This image shows only the swells directed at Bean Hollow State Beach that coincided with light winds or offshore conditions over a normal November. It is based on 1680 predictions, one every 3 hours. The direction of the spokes show where quality surf generating swell comes from. Five colours illustrate increasing wave sizes. Blue shows the smallest swells, less that 0.5m (1.5 feet) high. Green and yellow represent increasing swell sizes and red shows the largest swells, greater than >3m (>10ft). In both graphs, the area of any colour is proportional to how often that size swell occurs.
The diagram indicates that the dominant swell direction, shown by the biggest spokes, was WSW, whereas the the most common wind blows from the NNW. The chart at the bottom shows the same thing but without direction information. For example, swells larger than 1.5 feet (0.5m) coincided with good wind conditions 3% of the time, equivalent to 1 days. Open sea swells exceeding >3m (>10ft) are unlikely to happen in a normal November. Taking into account the proportion of these swells that coincided with forecast offshore winds, and given the fact that Bean Hollow State Beach is slightly protected from open water swells, we estimate that clean surf can be found at Bean Hollow State Beach about 3% of the time and that surf is spoilt by onshore wind 8% of the time. This is means that we expect 3 days with waves in a typical November, of which 1 days should be surfable.

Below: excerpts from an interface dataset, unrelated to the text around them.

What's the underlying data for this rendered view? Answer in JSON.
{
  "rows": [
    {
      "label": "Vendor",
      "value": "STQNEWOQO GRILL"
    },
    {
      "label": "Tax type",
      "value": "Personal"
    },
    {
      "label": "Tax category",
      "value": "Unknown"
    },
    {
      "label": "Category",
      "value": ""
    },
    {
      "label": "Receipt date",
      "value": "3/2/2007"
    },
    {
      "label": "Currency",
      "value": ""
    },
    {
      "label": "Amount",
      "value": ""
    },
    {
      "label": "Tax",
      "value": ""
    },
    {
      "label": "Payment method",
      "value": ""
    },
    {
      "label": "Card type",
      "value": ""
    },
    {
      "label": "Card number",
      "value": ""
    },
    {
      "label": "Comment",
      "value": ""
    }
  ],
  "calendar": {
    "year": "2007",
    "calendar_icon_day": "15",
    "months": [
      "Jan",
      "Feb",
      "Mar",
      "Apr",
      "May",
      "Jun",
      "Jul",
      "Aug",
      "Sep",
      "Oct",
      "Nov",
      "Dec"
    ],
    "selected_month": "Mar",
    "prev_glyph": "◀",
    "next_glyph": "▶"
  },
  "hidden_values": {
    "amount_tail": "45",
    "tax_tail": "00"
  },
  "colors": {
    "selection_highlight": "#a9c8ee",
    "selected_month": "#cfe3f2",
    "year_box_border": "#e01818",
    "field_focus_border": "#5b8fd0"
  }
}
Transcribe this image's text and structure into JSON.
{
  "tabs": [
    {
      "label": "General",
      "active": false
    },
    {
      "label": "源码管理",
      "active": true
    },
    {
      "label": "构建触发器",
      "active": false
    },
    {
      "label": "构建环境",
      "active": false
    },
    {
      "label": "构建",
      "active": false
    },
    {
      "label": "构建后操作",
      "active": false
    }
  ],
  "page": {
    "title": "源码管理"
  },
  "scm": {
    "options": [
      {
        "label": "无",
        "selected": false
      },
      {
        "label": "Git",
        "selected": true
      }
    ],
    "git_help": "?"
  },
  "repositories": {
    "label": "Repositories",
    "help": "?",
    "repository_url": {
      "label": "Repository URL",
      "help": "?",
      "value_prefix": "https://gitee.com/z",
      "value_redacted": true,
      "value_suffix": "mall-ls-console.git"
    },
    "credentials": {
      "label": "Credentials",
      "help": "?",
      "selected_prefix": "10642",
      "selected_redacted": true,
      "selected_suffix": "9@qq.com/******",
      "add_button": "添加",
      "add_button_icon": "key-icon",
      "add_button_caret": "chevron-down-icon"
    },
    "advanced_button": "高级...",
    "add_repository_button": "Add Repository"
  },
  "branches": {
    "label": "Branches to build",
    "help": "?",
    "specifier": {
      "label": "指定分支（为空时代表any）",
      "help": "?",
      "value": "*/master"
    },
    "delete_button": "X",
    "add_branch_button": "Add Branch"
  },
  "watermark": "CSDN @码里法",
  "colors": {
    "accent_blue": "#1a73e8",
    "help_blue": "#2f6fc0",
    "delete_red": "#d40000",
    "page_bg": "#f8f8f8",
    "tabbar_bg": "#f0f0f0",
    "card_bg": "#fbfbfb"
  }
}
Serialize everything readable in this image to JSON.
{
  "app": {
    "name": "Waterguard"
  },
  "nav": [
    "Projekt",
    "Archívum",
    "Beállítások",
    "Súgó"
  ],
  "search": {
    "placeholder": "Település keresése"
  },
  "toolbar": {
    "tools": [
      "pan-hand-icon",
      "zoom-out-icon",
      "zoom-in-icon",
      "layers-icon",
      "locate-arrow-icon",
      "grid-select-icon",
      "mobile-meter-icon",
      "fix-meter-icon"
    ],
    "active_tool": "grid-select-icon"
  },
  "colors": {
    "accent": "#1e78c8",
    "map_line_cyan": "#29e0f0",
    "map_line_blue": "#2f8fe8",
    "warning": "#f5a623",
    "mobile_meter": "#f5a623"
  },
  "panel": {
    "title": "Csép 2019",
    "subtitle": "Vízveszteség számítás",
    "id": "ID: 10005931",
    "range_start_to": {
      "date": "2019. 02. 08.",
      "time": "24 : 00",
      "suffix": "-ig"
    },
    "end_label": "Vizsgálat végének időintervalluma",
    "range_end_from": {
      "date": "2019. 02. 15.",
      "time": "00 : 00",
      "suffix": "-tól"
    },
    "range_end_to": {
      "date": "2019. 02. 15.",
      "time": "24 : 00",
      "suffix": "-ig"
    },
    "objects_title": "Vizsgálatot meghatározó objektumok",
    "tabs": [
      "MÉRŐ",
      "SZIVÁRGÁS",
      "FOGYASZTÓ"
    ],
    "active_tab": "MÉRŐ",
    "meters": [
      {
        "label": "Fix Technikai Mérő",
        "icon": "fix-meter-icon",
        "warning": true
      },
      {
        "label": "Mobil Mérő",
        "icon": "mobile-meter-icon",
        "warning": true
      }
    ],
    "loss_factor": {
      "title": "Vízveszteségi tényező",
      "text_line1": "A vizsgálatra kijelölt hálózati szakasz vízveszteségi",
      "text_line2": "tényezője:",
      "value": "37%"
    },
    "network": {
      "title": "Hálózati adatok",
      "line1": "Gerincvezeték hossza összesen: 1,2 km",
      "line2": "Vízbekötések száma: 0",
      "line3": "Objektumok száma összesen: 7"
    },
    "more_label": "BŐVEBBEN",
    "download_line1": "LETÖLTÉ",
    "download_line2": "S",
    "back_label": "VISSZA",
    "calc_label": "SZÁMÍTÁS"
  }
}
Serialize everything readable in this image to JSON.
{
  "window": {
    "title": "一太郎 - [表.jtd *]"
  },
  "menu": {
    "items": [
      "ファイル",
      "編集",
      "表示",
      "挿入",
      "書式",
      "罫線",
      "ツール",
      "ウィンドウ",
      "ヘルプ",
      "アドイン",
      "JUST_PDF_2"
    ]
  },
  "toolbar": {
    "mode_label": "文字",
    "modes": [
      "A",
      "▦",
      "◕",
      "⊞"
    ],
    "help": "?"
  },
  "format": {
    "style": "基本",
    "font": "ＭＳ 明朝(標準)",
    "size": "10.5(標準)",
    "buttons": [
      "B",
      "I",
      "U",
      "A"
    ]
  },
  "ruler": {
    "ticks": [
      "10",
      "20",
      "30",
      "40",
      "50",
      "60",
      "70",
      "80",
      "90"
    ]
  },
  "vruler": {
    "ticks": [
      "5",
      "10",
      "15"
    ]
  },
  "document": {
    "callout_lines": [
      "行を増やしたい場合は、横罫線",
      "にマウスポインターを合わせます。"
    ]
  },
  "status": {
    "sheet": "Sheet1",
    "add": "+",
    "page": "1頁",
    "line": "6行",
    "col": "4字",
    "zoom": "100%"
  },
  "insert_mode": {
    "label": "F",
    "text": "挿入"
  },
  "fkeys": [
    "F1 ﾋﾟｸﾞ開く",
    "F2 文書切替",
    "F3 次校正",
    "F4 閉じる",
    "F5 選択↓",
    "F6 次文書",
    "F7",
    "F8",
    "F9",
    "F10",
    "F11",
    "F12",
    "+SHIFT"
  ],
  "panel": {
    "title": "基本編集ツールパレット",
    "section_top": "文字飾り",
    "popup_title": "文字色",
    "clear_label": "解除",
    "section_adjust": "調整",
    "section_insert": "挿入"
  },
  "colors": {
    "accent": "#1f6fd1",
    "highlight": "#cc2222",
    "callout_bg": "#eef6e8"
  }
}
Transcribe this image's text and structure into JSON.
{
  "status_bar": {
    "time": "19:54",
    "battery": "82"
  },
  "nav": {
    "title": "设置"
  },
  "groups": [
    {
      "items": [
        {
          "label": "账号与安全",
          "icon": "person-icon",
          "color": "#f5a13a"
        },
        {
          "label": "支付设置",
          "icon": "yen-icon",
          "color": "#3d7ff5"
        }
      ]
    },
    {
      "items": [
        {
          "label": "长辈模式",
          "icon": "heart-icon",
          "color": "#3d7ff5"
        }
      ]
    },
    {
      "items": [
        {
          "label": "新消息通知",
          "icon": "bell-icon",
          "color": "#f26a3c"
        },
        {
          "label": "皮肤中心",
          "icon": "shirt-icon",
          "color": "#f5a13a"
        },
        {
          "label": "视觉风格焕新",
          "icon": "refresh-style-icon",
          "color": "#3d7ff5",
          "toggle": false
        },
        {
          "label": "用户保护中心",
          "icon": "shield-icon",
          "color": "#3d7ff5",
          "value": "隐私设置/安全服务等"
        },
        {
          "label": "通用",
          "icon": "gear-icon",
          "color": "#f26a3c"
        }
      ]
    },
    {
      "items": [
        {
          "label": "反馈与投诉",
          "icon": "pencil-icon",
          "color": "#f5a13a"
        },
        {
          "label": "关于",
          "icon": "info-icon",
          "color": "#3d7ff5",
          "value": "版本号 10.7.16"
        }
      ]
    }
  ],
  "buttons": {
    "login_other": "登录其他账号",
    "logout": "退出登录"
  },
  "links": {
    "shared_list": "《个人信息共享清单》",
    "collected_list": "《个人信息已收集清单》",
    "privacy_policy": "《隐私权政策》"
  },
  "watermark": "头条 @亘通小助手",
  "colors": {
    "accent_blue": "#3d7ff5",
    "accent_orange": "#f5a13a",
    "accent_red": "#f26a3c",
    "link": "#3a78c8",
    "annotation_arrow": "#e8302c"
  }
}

IMPORTANT: Beta version feature! Swell heights are open water values from NWW3. There is no attempt to model near-shore effects. Coastal wave heights will generally be less, especially if the break does not have unobstructed exposure to the open ocean.